The problem - Each line with the string "content" is to be copied from the records below.

Segment Start: Provided material

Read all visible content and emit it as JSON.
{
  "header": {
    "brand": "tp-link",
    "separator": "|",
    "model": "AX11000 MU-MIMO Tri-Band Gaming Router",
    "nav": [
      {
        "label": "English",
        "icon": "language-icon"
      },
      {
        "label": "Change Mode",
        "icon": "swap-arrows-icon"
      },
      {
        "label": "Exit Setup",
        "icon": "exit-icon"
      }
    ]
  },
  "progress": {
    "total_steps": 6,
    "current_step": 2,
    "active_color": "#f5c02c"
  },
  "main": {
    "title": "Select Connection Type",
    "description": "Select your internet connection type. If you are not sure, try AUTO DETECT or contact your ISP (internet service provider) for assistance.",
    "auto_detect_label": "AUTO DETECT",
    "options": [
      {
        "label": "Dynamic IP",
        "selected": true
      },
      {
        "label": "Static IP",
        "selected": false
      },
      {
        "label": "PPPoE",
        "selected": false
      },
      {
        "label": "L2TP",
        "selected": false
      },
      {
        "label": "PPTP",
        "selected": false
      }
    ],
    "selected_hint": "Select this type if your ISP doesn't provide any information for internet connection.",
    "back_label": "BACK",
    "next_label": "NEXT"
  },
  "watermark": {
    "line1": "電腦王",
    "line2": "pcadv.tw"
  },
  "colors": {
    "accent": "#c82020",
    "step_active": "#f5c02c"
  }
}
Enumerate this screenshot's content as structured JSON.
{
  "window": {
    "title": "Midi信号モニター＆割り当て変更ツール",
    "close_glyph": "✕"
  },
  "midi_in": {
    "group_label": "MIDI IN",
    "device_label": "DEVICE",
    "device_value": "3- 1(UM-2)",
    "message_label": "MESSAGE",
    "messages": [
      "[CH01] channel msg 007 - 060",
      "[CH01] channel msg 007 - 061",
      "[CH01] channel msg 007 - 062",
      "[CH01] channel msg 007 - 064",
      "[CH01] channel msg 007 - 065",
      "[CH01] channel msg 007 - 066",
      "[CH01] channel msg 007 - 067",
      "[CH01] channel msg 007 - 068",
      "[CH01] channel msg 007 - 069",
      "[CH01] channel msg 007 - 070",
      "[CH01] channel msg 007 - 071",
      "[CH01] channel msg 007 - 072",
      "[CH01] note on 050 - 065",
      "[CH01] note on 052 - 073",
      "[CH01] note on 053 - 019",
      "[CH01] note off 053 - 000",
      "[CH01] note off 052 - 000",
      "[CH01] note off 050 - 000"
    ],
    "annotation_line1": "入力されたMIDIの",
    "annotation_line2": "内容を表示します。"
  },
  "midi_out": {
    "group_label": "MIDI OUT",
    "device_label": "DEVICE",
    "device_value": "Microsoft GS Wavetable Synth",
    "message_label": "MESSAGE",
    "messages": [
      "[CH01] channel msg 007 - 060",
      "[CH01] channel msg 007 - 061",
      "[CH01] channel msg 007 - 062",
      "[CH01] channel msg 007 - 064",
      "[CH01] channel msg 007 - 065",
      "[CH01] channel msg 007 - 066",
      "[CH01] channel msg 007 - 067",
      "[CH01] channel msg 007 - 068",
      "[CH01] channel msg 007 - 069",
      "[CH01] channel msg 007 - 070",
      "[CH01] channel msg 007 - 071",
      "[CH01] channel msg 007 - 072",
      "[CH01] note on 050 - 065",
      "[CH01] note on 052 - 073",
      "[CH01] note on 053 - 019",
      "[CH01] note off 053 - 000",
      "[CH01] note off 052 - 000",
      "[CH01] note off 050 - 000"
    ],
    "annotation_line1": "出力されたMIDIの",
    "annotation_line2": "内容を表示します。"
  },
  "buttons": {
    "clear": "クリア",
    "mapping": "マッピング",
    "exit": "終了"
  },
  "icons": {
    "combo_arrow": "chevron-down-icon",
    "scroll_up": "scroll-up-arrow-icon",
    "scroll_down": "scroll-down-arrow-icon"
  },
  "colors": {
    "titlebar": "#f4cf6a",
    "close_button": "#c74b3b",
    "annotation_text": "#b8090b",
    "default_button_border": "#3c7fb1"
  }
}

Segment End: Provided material

Result -
Read all visible content and emit it as JSON.
Enumerate this screenshot's content as structured JSON.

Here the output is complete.